### Problem
Recreate the entire listing that appears below, exactly.

### Task inputs
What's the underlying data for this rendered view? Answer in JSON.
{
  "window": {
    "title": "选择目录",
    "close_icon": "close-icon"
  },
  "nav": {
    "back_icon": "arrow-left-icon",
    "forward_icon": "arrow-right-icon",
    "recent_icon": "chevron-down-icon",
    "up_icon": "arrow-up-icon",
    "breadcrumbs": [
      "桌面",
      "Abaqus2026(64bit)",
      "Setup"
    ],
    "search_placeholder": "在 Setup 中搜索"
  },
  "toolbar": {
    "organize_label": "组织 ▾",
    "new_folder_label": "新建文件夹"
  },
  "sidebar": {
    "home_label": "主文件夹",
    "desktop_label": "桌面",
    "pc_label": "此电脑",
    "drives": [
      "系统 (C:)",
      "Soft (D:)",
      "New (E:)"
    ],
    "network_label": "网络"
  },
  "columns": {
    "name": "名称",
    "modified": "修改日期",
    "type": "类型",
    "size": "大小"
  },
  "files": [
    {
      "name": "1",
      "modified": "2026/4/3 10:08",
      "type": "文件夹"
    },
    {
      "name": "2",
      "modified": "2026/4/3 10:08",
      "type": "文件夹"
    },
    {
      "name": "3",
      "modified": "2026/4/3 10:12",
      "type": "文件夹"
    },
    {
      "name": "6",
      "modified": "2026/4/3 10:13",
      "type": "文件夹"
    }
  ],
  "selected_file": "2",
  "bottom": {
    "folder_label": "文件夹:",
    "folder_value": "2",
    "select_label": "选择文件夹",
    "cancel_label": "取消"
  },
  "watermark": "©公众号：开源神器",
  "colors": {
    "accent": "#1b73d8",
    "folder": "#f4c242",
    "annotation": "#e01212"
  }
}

### Written solution
What's the underlying data for this rendered view? Answer in JSON.
{
  "window": {
    "title": "选择目录",
    "close_icon": "close-icon"
  },
  "nav": {
    "back_icon": "arrow-left-icon",
    "forward_icon": "arrow-right-icon",
    "recent_icon": "chevron-down-icon",
    "up_icon": "arrow-up-icon",
    "breadcrumbs": [
      "桌面",
      "Abaqus2026(64bit)",
      "Setup"
    ],
    "search_placeholder": "在 Setup 中搜索"
  },
  "toolbar": {
    "organize_label": "组织 ▾",
    "new_folder_label": "新建文件夹"
  },
  "sidebar": {
    "home_label": "主文件夹",
    "desktop_label": "桌面",
    "pc_label": "此电脑",
    "drives": [
      "系统 (C:)",
      "Soft (D:)",
      "New (E:)"
    ],
    "network_label": "网络"
  },
  "columns": {
    "name": "名称",
    "modified": "修改日期",
    "type": "类型",
    "size": "大小"
  },
  "files": [
    {
      "name": "1",
      "modified": "2026/4/3 10:08",
      "type": "文件夹"
    },
    {
      "name": "2",
      "modified": "2026/4/3 10:08",
      "type": "文件夹"
    },
    {
      "name": "3",
      "modified": "2026/4/3 10:12",
      "type": "文件夹"
    },
    {
      "name": "6",
      "modified": "2026/4/3 10:13",
      "type": "文件夹"
    }
  ],
  "selected_file": "2",
  "bottom": {
    "folder_label": "文件夹:",
    "folder_value": "2",
    "select_label": "选择文件夹",
    "cancel_label": "取消"
  },
  "watermark": "©公众号：开源神器",
  "colors": {
    "accent": "#1b73d8",
    "folder": "#f4c242",
    "annotation": "#e01212"
  }
}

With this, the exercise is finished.